Barbara Kay: In praise of the driverless car. Soon may I see my own e-chauffeur
Driverless cars will reduce the number of accidents and congestion on the road by eliminating driver error, experts say.
My fondest memories of fairground rides have me queuing up and excitedly sliding into “my” Dodge ‘Em car, which I would “drive” around a large rubber-floored rink filled with other cars, the object to avoid being bumped while trying to bump as many other cars as possible. It was safe and controlled, while offering the illusion of adventure and independence.
Real cars did eventually provide independence, but not adventure. I hate driving. When nothing but a car will do, it had better be where parking isn’t an issue, or I’ll take a taxi.
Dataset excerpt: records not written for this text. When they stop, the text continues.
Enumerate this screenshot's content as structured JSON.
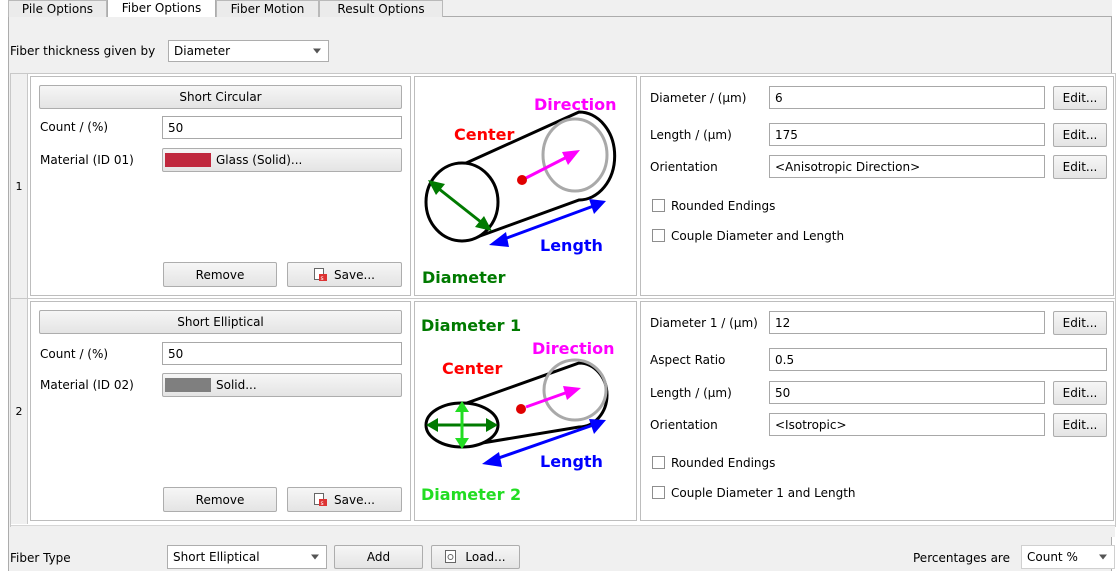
{
  "tabs": [
    "Pile Options",
    "Fiber Options",
    "Fiber Motion",
    "Result Options"
  ],
  "thickness": {
    "label": "Fiber thickness given by",
    "value": "Diameter"
  },
  "fibers": [
    {
      "row": "1",
      "title": "Short Circular",
      "count_label": "Count / (%)",
      "count": "50",
      "material_label": "Material (ID 01)",
      "material": "Glass (Solid)...",
      "material_color": "#c0283e",
      "remove": "Remove",
      "save": "Save...",
      "diagram": {
        "direction": "Direction",
        "center": "Center",
        "length": "Length",
        "diameter": "Diameter"
      },
      "props": {
        "p1_label": "Diameter / (µm)",
        "p1_value": "6",
        "p2_label": "Length / (µm)",
        "p2_value": "175",
        "p3_label": "Orientation",
        "p3_value": "<Anisotropic Direction>",
        "edit": "Edit...",
        "check1": "Rounded Endings",
        "check2": "Couple Diameter and Length"
      }
    },
    {
      "row": "2",
      "title": "Short Elliptical",
      "count_label": "Count / (%)",
      "count": "50",
      "material_label": "Material (ID 02)",
      "material": "Solid...",
      "material_color": "#7f7f7f",
      "remove": "Remove",
      "save": "Save...",
      "diagram": {
        "diameter1": "Diameter 1",
        "direction": "Direction",
        "center": "Center",
        "length": "Length",
        "diameter2": "Diameter 2"
      },
      "props": {
        "p1_label": "Diameter 1 / (µm)",
        "p1_value": "12",
        "p2_label": "Aspect Ratio",
        "p2_value": "0.5",
        "p3_label": "Length / (µm)",
        "p3_value": "50",
        "p4_label": "Orientation",
        "p4_value": "<Isotropic>",
        "edit": "Edit...",
        "check1": "Rounded Endings",
        "check2": "Couple Diameter 1 and Length"
      }
    }
  ],
  "bottom": {
    "fiber_type_label": "Fiber Type",
    "fiber_type_value": "Short Elliptical",
    "add": "Add",
    "load": "Load...",
    "percent_label": "Percentages are",
    "percent_value": "Count %"
  },
  "colors": {
    "direction": "#ff00ff",
    "center": "#ff0000",
    "length": "#0000ff",
    "diameter": "#007a00",
    "diameter2": "#22dd22"
  }
}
I find it significant that when playing the “If I had money to burn on whatever luxury I want” game, I never choose world travel or a mansion; I opt for a full-time chauffeur. The fantasy has become ever more alluring as I age and my timidity behind the wheel increases.
I hope I live long enough to experience a taste of the driverless-car society, which is definitely approaching. In a fully functioning driverless world, I wouldn’t have to own a car, since most people like me will get around in “taxibots,” on-demand machines in constant, computer-controlled motion, picking people up and depositing them, and moving on to their next assignment.
Imagine a rush hour where there are dramatically fewer cars, more efficient traffic flow, less wait time for transit, and everyone is happily reading
That’s not my imagination talking. A report by analyst Luis Martinez and a team of collaborators at the International Transport Forum used real trip data to simulate what life would be like in Lisbon, Portugal — chosen because it is a mid-size city with 500,000 city residents and 2.8 million area residents — if the streets were dominated by driverless people-sharing vehicles, some of them completely autonomous, and some partnered with public transit (other than buses, which they replaced).
Martinez’s conclusions look great on paper. The 203,000 cars presently cruising Lisbon’s streets weekdays would, in a taxibot future, be reduced to less than 26,000. For every shared driverless taxi, nine cars could be eliminated. And, according to the report, such gains would arise “while still delivering nearly the same level of mobility as before in terms of travel origins, destinations and lengths of trips.”
Imagine a rush hour where there are dramatically fewer cars, more efficient traffic flow, including less wait time for public transit, and everyone happily emailing, conference-calling, writing novels and Facebooking cat videos as they are wafted hither and yon. People who own driverless cars might no longer care whether their commute to work is one hour or two. Best of all, street parking could be totally freed up (if you own a bot, you can send it home after it drops you off) for bikes and deliveries. According to the report, parking lots would shrink to six per cent of current capacity, opening up the equivalent of 170 football fields of space.
Most people don’t need cars as big as taxis are now. Taxibots serving one or two people — about 35% of rides — will be teeny-weeny, taking up a fraction of the street space of current cars. And, if they are all similar to Google’s “ninja koala,” they will be so adorable that even if I never went anywhere in them, I’d still want one or two as pets. (They should have big toy steering wheels in them to replicate the Dodge ‘Em experience.) Other benefits include a reduction in serious accidents and a consequent diminution of the burden on the medical system. For the otherwise healthy elderly who’ve willingly or unwillingly stopped driving, the prolonged mobility bots offer will radically change their psychological, social and cultural quality of life for the better.
We’re not talking science fiction here. And there is no lack of technological faith amongst city planners, yet strangely very few urban planning commissions, which are tasked with projecting urban needs 20 years out, have taken up the issue with the seriousness it deserves. A Citylab.com article, “Why aren’t urban planners ready for driverless cars?” states that “as of mid-2013, just one of the largest metropolitan planning organizations in the U.S. has so much as mentioned driverless cars in its long-term regional plan.” All the more reason, then, to congratulate Toronto’s new Ryerson City Building Institute, as they are taking it seriously.
Some claim there are too many imponderables to consider. For example, will the trend be toward using the driverless advantage to live farther from work, exacerbating urban sprawl, or will it be to exploit the convenience of bots to commit more eagerly to urban life? Will highway expansions be more or less necessary? Nobody is sure. One consequence we can count on, though, is a dramatic drop in the need for people-driven taxis. And not only taxis, for…
With driverlessness de rigeur
And bots as the people’s chauffeur
It may be Uber’s fate
To have sprung up so late
They get Googled to death, as it were.